[Element data from apps and pages]
====================

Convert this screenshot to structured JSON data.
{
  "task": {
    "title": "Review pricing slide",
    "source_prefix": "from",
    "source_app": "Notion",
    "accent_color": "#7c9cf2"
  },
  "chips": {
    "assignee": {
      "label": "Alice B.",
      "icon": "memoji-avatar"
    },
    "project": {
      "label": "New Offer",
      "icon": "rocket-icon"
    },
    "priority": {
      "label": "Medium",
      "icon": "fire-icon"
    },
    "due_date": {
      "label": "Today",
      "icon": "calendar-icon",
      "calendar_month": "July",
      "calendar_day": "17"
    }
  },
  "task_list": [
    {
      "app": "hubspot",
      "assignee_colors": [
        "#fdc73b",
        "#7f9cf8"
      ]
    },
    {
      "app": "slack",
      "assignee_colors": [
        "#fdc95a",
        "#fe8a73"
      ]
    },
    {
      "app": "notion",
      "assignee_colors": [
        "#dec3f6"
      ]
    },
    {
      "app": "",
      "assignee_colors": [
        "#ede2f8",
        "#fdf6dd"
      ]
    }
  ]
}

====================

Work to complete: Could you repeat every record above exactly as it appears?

Output of the task:
Convert this screenshot to structured JSON data.
{
  "task": {
    "title": "Review pricing slide",
    "source_prefix": "from",
    "source_app": "Notion",
    "accent_color": "#7c9cf2"
  },
  "chips": {
    "assignee": {
      "label": "Alice B.",
      "icon": "memoji-avatar"
    },
    "project": {
      "label": "New Offer",
      "icon": "rocket-icon"
    },
    "priority": {
      "label": "Medium",
      "icon": "fire-icon"
    },
    "due_date": {
      "label": "Today",
      "icon": "calendar-icon",
      "calendar_month": "July",
      "calendar_day": "17"
    }
  },
  "task_list": [
    {
      "app": "hubspot",
      "assignee_colors": [
        "#fdc73b",
        "#7f9cf8"
      ]
    },
    {
      "app": "slack",
      "assignee_colors": [
        "#fdc95a",
        "#fe8a73"
      ]
    },
    {
      "app": "notion",
      "assignee_colors": [
        "#dec3f6"
      ]
    },
    {
      "app": "",
      "assignee_colors": [
        "#ede2f8",
        "#fdf6dd"
      ]
    }
  ]
}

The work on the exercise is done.